╔══
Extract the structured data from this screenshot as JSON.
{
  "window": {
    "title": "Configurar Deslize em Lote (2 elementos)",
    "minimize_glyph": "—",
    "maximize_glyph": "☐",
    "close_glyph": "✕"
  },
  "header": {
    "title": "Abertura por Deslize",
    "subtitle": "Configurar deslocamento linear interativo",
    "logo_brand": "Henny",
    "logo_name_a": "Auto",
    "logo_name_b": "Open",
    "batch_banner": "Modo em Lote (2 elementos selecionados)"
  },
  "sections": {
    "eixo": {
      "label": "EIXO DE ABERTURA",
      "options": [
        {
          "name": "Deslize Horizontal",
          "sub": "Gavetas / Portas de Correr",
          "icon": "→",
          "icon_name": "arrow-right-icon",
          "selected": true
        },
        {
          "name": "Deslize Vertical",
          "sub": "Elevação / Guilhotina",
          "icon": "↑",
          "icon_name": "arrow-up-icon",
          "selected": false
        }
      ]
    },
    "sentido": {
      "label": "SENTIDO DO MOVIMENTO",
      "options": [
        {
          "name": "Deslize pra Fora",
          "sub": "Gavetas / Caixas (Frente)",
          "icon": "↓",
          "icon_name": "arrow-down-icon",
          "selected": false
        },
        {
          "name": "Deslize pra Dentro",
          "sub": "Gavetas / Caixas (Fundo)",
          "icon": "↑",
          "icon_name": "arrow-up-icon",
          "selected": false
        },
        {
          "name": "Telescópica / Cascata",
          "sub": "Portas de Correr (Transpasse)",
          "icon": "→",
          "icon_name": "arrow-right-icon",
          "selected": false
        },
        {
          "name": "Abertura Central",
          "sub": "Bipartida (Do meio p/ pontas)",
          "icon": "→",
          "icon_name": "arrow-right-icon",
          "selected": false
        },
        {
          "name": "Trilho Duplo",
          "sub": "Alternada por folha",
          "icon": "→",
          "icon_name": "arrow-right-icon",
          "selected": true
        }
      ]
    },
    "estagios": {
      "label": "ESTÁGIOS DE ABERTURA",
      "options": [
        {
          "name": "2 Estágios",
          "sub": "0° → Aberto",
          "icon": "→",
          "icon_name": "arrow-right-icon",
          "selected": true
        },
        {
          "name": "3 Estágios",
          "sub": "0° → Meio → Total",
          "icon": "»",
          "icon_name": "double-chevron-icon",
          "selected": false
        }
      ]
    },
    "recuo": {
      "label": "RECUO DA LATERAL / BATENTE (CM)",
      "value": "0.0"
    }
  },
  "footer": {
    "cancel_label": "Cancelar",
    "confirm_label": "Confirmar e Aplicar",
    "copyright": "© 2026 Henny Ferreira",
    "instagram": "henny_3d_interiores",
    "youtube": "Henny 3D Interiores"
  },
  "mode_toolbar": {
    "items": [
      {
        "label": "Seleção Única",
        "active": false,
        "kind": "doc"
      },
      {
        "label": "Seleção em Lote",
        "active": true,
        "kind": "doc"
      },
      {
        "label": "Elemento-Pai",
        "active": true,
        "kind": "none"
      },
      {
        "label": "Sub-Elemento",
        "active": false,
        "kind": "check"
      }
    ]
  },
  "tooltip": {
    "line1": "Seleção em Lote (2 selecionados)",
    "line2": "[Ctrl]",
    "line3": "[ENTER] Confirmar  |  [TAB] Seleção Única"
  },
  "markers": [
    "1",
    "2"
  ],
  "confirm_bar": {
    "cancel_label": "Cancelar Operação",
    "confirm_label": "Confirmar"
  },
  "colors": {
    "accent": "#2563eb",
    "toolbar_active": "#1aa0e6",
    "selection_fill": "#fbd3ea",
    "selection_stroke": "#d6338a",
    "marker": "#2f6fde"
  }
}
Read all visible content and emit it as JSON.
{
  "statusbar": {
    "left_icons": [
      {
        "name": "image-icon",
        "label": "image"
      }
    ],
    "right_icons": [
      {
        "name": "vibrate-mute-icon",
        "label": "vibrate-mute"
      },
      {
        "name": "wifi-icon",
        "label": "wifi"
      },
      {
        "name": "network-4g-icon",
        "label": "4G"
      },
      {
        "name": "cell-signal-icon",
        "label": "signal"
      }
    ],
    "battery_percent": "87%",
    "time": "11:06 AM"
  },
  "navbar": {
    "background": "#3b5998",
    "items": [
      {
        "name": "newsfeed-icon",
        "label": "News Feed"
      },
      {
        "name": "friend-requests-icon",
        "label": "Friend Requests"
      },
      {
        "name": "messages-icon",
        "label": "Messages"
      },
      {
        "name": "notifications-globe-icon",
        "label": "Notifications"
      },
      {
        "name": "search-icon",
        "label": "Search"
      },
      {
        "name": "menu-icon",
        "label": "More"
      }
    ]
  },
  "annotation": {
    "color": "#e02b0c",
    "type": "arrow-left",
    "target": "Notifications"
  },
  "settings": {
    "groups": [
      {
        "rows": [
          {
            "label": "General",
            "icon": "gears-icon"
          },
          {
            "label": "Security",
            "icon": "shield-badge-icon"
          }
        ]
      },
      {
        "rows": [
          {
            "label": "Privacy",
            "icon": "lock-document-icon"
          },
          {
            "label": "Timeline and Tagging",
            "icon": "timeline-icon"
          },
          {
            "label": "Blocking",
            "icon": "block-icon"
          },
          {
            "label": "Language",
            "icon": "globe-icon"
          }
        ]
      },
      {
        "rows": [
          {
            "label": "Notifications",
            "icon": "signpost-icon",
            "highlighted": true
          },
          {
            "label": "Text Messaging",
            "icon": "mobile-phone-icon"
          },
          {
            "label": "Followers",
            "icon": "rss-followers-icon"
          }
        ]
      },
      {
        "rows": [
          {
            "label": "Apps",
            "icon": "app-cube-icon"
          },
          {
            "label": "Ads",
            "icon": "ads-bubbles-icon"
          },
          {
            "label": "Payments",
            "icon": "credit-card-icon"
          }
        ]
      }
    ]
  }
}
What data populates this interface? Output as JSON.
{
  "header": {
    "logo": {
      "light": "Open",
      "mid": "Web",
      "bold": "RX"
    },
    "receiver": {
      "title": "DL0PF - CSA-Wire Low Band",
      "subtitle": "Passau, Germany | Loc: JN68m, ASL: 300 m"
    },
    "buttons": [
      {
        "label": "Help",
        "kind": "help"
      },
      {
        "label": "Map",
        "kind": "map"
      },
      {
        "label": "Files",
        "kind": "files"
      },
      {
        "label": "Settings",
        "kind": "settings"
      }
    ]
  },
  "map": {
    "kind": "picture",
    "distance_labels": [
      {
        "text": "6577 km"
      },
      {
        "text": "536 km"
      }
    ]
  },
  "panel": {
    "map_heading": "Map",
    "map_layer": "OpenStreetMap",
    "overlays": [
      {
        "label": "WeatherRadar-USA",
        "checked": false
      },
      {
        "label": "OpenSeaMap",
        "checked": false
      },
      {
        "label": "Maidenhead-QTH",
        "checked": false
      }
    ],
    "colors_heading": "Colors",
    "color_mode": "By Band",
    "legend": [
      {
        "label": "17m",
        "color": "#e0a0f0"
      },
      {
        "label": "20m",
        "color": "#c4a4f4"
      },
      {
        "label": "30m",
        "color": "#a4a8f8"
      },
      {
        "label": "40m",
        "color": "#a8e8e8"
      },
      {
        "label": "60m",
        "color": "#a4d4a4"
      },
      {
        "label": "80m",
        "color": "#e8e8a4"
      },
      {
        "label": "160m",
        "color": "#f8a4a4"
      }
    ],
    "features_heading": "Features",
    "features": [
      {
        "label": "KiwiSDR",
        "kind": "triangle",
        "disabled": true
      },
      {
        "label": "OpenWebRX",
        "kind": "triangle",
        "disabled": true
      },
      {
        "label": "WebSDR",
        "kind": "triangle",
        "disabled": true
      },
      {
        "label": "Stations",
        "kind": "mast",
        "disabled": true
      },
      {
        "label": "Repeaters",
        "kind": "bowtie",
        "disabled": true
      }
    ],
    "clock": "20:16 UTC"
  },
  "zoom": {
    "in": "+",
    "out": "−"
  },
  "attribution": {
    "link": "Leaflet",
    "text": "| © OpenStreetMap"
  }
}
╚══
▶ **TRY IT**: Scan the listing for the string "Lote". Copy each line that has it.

▶ **RESPONSE TO THE EXERCISE**:
    "title": "Configurar Deslize em Lote (2 elementos)",
    "batch_banner": "Modo em Lote (2 elementos selecionados)"
        "label": "Seleção em Lote",
    "line1": "Seleção em Lote (2 selecionados)",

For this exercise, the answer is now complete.